**Aim of the exercise:** Go through the data below and copy each line that includes "title".

[Stored items]
:::::
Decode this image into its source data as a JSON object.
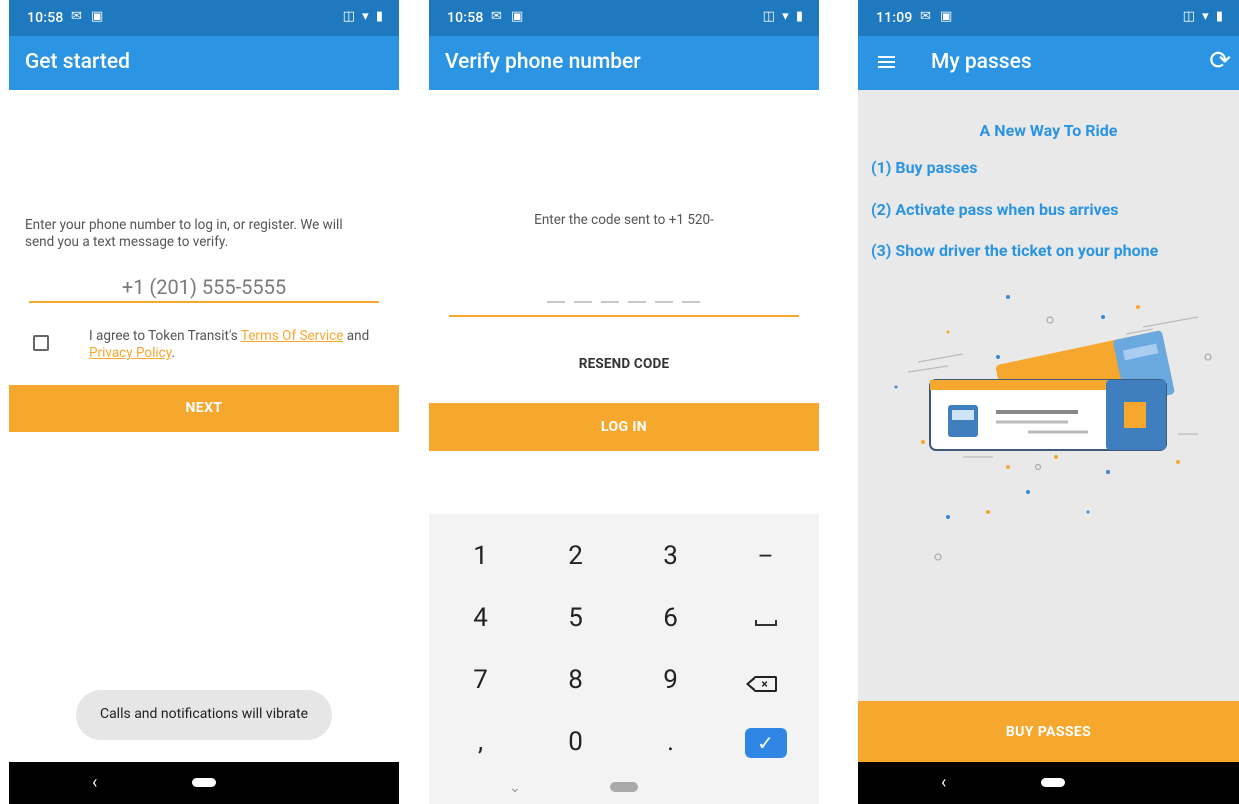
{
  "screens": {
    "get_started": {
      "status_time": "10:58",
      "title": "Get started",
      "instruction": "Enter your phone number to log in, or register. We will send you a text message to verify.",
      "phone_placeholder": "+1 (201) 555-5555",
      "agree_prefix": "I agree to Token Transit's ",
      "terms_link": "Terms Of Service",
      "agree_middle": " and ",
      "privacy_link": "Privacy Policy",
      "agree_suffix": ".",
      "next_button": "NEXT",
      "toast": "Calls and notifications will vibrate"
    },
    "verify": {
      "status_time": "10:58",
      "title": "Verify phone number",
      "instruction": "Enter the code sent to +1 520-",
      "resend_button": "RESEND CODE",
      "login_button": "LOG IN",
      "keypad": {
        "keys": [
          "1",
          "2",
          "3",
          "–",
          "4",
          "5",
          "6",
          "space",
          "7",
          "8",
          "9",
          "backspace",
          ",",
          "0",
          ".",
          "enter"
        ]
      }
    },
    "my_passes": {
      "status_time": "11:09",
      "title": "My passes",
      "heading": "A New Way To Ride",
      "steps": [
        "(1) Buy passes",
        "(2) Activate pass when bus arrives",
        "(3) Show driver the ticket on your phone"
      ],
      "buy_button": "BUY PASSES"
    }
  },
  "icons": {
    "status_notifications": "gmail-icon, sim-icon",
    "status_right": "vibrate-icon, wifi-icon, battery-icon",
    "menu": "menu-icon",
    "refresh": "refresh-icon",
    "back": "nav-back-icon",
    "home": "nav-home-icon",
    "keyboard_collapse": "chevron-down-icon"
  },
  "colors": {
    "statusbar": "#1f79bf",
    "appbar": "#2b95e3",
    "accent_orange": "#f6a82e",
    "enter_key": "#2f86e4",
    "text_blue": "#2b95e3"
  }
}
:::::
**Problem solution:**
      "title": "Get started",
      "title": "Verify phone number",
      "title": "My passes",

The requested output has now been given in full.